- What makes the UN Human Rights Council (UNHRC) ignore such rights violations? The answer is simple: most of the member states of the Council are themselves the worst violators of rights of their own citizens, and they are trying to save each other through a conspiracy of corruption.
- When Hamas was raining rockets down on Israel, most members of the UNHRC seemed unconcerned that Jerusalem might have had moral and legal obligations to protect its citizens.
- The horror is that so many corrupt countries go along with it to protect their own corruption. More sickening is that countries pretending to stand for freedom, such as the United States, fund nearly a quarter of the UN's budget.
- It is time for those who truly care about human rights to dismantle this show.
The past record of the UNHRC shows it has overlooked rights violations in a large part of the world in general and the Middle East in particular. The UNHRC has notoriously been obsessed with inventing rights violations by Israel, the Middle East's only democracy, where women and minorities -- the most oppressed sections in most of the nations in the world -- enjoy equality in law and practice both. Since March 2006, when the UN General Assembly brought the UNHRC into existence, it has condemned Israel 61 times, compared to just 55 condemnations of all other nations in the world combined.
How many times has the UNHRC condemned states such as Iran and Saudi Arabia, which oppress their own citizens -- women and minorities in particular -- and inspire many states to follow them?
What makes the UNHRC ignore such rights violations? The answer is simple: most of the member states of the Council are themselves the worst violators of the rights of their own citizens, and they are trying to save each other through a conspiracy of corruption.
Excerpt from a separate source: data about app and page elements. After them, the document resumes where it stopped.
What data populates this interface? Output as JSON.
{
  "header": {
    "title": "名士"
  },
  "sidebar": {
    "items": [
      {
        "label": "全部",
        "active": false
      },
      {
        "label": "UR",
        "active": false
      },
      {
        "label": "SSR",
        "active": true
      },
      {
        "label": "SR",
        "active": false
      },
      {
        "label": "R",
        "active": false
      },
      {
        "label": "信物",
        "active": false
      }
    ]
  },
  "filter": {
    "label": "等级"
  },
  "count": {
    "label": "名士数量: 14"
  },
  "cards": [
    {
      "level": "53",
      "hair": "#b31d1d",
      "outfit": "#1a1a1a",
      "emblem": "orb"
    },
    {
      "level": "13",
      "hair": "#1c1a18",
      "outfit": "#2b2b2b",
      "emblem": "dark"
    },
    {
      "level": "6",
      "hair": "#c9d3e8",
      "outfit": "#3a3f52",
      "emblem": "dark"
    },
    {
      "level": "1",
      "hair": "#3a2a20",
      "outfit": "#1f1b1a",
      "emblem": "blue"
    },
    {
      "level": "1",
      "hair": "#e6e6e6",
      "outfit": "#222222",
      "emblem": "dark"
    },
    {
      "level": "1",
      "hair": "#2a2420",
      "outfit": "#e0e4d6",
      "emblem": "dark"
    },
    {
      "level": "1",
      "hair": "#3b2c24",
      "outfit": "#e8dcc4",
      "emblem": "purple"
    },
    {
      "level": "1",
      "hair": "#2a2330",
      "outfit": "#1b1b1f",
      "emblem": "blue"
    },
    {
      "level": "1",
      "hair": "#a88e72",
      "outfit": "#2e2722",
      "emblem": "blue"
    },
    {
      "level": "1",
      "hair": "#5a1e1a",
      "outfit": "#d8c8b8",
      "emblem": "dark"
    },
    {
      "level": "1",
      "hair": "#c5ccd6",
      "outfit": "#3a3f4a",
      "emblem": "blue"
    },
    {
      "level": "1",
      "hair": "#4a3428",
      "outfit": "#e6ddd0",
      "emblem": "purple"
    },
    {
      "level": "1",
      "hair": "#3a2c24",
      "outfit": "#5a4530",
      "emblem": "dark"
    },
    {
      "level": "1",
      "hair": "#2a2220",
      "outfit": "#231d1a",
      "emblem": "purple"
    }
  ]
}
The mandate of the UNHRC Advisory Committee experts is too restrictive for them to look into the rights abuses of the states they themselves belong to. Experts tend to pass time discussing some vague, high-sounding priorities, initiatives, working methods, procedural efficiency measures and proposals, such as creating a world human rights court for ensuring citizen safety and human rights.
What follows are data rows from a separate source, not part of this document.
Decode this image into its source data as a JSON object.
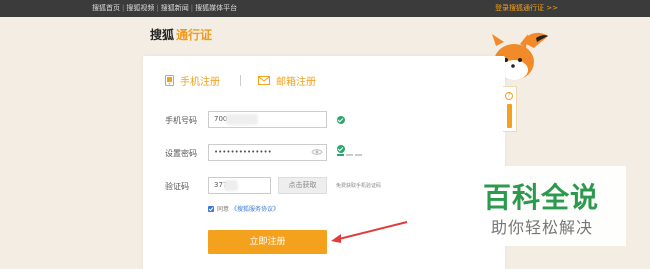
{
  "topbar": {
    "links": [
      "搜狐首页",
      "搜狐视频",
      "搜狐新闻",
      "搜狐媒体平台"
    ],
    "login": "登录搜狐通行证 >>"
  },
  "brand": {
    "name": "搜狐",
    "pass": "通行证"
  },
  "tabs": {
    "phone": "手机注册",
    "email": "邮箱注册"
  },
  "form": {
    "phone_label": "手机号码",
    "phone_value": "700",
    "password_label": "设置密码",
    "password_value": "••••••••••••••",
    "code_label": "验证码",
    "code_value": "377",
    "code_button": "点击获取",
    "code_tip": "免费获取手机验证码",
    "agree_text": "同意",
    "agree_link": "《搜狐服务协议》",
    "submit": "立即注册"
  },
  "watermark": {
    "title": "百科全说",
    "subtitle": "助你轻松解决"
  },
  "colors": {
    "accent": "#f4a21d",
    "ok": "#2aa86f",
    "link": "#3b79d8",
    "watermark": "#2c9a4e"
  },
  "icons": [
    "phone-icon",
    "mail-icon",
    "eye-icon",
    "check-icon",
    "fox-mascot",
    "help-icon"
  ]
}
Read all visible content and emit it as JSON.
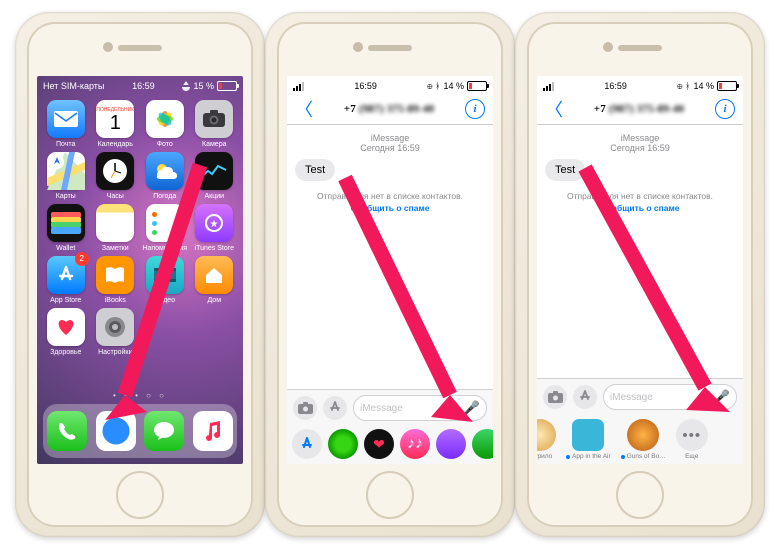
{
  "status": {
    "carrier": "Нет SIM-карты",
    "wifi": true,
    "time": "16:59",
    "bt": true,
    "battery": "14 %",
    "batt_alt": "15 %"
  },
  "home": {
    "apps": [
      {
        "label": "Почта",
        "color": "#fff"
      },
      {
        "label": "Календарь",
        "day": "1",
        "weekday": "ПОНЕДЕЛЬНИК"
      },
      {
        "label": "Фото"
      },
      {
        "label": "Камера"
      },
      {
        "label": "Карты"
      },
      {
        "label": "Часы"
      },
      {
        "label": "Погода"
      },
      {
        "label": "Акции"
      },
      {
        "label": "Wallet"
      },
      {
        "label": "Заметки"
      },
      {
        "label": "Напоминания"
      },
      {
        "label": "iTunes Store"
      },
      {
        "label": "App Store",
        "badge": "2"
      },
      {
        "label": "iBooks"
      },
      {
        "label": "Видео"
      },
      {
        "label": "Дом"
      },
      {
        "label": "Здоровье"
      },
      {
        "label": "Настройки"
      }
    ],
    "dock": [
      "Телефон",
      "Safari",
      "Сообщения",
      "Музыка"
    ]
  },
  "msg": {
    "contact_prefix": "+7",
    "contact_blur": "(987) 375-89-40",
    "service": "iMessage",
    "timeline": "Сегодня 16:59",
    "bubble": "Test",
    "spam1": "Отправителя нет в списке контактов.",
    "spam2": "Сообщить о спаме",
    "placeholder": "iMessage",
    "drawer2": [
      {
        "label": "…урило"
      },
      {
        "label": "App in the Air"
      },
      {
        "label": "Guns of Bo…"
      },
      {
        "label": "Еще"
      }
    ]
  }
}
Recently, the UNHRC voted on a resolution that condemned Israel for human rights violations allegedly committed during the 2014 Israeli strikes on Gaza. Forty-one countries voted in favor of the resolution. The United States alone voted against it. India, Kenya, Ethiopia, Paraguay and Macedonia abstained from voting.
The McGowan Davis Commission Report on the Israeli strikes claims that the Israeli military deliberately targeted civilian areas and residential buildings. The UNHRC brought it to a vote and called on Israel and Hamas "to cooperate fully with the International Criminal Court" -- another unaccountable, biased and politicized group.
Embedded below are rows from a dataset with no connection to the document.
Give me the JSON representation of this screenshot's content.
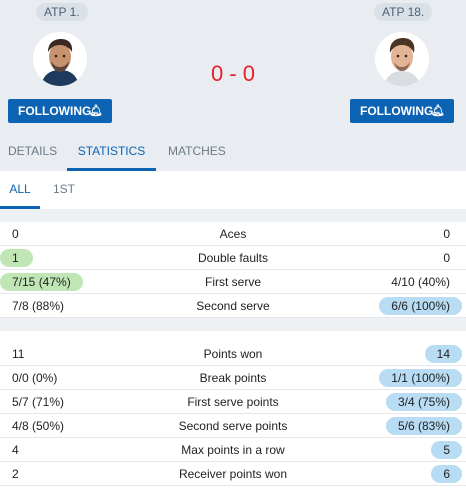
{
  "players": {
    "left": {
      "rank": "ATP 1.",
      "follow_label": "FOLLOWING",
      "bell": "bell-icon"
    },
    "right": {
      "rank": "ATP 18.",
      "follow_label": "FOLLOWING",
      "bell": "bell-icon"
    }
  },
  "score": "0 - 0",
  "tabs": [
    {
      "label": "DETAILS"
    },
    {
      "label": "STATISTICS",
      "active": true
    },
    {
      "label": "MATCHES"
    }
  ],
  "subtabs": [
    {
      "label": "ALL",
      "active": true
    },
    {
      "label": "1ST"
    }
  ],
  "colors": {
    "accent": "#0d63b3",
    "score": "#e4212b",
    "left_highlight": "#bfe6b4",
    "right_highlight": "#b8dcf3",
    "header_bg": "#e9edf2"
  },
  "stats": [
    {
      "label": "Aces",
      "left": "0",
      "right": "0",
      "better": ""
    },
    {
      "label": "Double faults",
      "left": "1",
      "right": "0",
      "better": "left"
    },
    {
      "label": "First serve",
      "left": "7/15 (47%)",
      "right": "4/10 (40%)",
      "better": "left"
    },
    {
      "label": "Second serve",
      "left": "7/8 (88%)",
      "right": "6/6 (100%)",
      "better": "right"
    },
    {
      "label": "Points won",
      "left": "11",
      "right": "14",
      "better": "right"
    },
    {
      "label": "Break points",
      "left": "0/0 (0%)",
      "right": "1/1 (100%)",
      "better": "right"
    },
    {
      "label": "First serve points",
      "left": "5/7 (71%)",
      "right": "3/4 (75%)",
      "better": "right"
    },
    {
      "label": "Second serve points",
      "left": "4/8 (50%)",
      "right": "5/6 (83%)",
      "better": "right"
    },
    {
      "label": "Max points in a row",
      "left": "4",
      "right": "5",
      "better": "right"
    },
    {
      "label": "Receiver points won",
      "left": "2",
      "right": "6",
      "better": "right"
    }
  ]
}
Although the McGowan Davis Report also criticized Hamas for violence against Israeli citizens, its net effect amounted to equating Hamas, a lawless, terrorist actor, with Israel, a democratic state with a sound judicial system.
That approach to life is something that most member states of the UN Human Rights Council have in common with Hamas. Neither group seems to believe in secular democracy or human rights. The Hamas Charter preaches the politics of hatred and violence against Israel, but Hamas does not spare even its own people, whom it used freely during the war last year as cannon-fodder before the eyes of international television crews. Hamas threw many of the more progressive Palestinians off the highest floors of buildings in Gaza when it took over in 2007 and expelled officials of the Palestinian Authority (PA) and Fatah. Hamas activities have also included the support of the so-called "Axis of Resistance": Iran, Syria, Hezbollah, and the Islamic Jihad.
After Hamas's parent movement, the Muslim Brotherhood, came to power in Cairo, then Egyptian President Mohammed Morsi blessed Hamas.
In June 2014, senior Hamas leaders Khaled Mashaal, Fauzi Barhum, and Mushir al-Masri praised the abduction and murder of the three Jewish teenagers.
When Hamas was raining rockets down on Israel, most members of the UN Human Rights Council seemed unconcerned that Jerusalem might have had moral and legal obligations to protect its citizens by resorting to "Operation Protective Edge," aimed at countering more than 11,000 attacks from Gaza into Israel since Israel totally withdrew from the Gaza Strip in 2005.
Given the pattern of lawless, unpunished (often rewarded) behavior of many member states just now -- such as Iran, rewarded for violating the Non-Proliferation Treaty by being fast-tracked to building nuclear weapons; Russia, which invaded Ukraine with no push-back; and China, which has been building military land-fill islands throughout the South China Sea while encountering no serious negative response -- why shouldn't the leaders of Hamas employ a practice illegal under the Geneva Convention -- using the civilian population in Gaza as hostages -- to protect themselves, and dub the impending civilian casualties as "Israeli crimes against humanity"?
By contrast, any perceived infraction by Israel of the even most trivial nature is treated as an international catastrophe.
The horror is that so many corrupt countries go along with it to protect their own corruption.
More sickening is that countries pretending to stand for freedom, such as the United States, fund nearly a quarter of the UN's budget.
It is time for those who truly care about human rights to dismantle this show.
Jagdish N. Singh is a senior Indian journalist based in New Delhi, India.
Time for the Human Rights council to just go away.